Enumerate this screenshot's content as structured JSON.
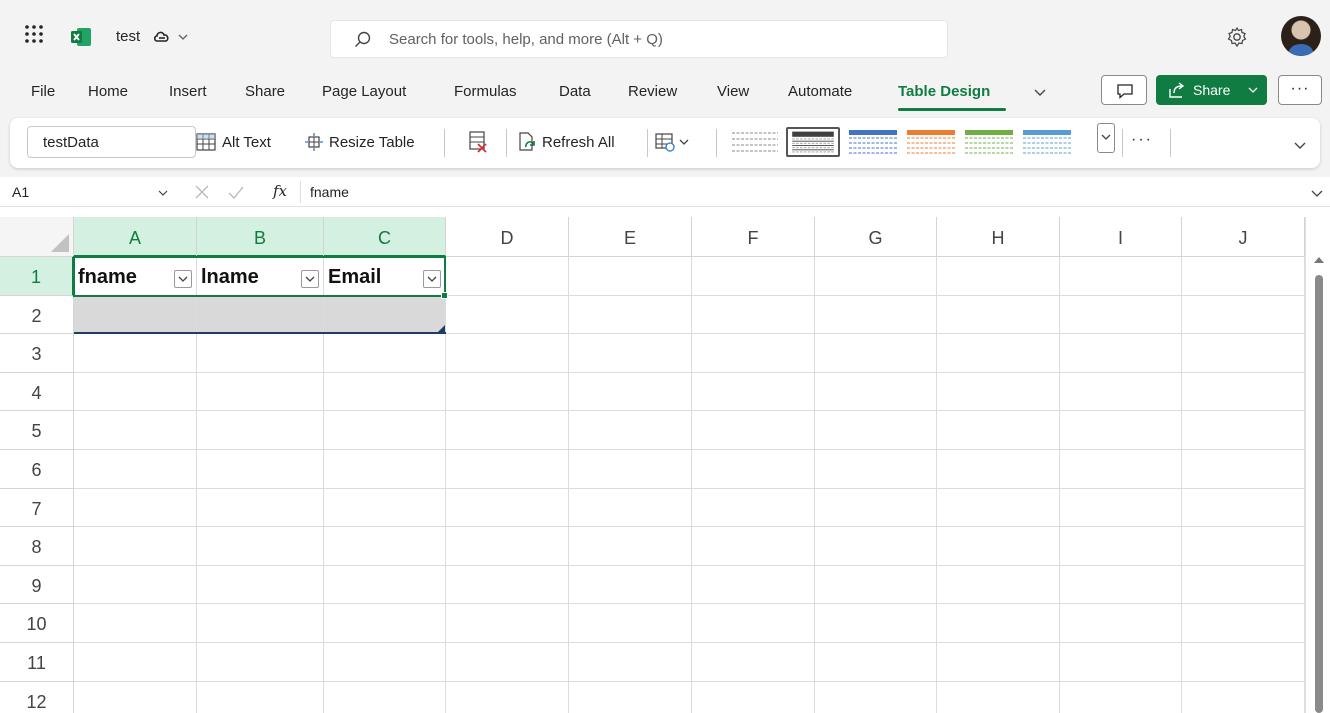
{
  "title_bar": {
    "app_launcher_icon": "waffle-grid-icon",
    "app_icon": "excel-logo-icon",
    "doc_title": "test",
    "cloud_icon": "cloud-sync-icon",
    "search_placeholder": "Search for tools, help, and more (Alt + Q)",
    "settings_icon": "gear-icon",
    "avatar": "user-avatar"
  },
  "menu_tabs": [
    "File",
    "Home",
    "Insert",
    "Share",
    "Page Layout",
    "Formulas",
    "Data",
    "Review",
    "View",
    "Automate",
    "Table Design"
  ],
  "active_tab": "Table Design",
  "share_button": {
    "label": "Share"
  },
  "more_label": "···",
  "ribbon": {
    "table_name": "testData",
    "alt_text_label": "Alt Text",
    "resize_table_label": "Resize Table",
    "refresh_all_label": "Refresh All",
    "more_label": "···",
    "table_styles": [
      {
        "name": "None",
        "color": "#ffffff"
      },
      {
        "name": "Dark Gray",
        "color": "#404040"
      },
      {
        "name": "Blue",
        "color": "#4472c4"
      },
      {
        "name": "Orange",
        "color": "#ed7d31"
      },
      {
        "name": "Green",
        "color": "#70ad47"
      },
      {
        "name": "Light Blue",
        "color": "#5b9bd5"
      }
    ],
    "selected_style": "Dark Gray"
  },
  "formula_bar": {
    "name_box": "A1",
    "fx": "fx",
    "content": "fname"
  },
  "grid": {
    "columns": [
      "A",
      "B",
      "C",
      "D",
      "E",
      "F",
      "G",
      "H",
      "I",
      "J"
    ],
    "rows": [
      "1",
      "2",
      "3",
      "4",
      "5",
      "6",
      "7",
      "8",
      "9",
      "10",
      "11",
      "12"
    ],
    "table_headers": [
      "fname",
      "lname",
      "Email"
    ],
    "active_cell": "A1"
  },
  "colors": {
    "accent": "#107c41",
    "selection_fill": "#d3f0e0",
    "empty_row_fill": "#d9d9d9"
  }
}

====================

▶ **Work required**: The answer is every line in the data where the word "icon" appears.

▶ **Response box**:
    "app_launcher_icon": "waffle-grid-icon",
    "app_icon": "excel-logo-icon",
    "cloud_icon": "cloud-sync-icon",
    "settings_icon": "gear-icon",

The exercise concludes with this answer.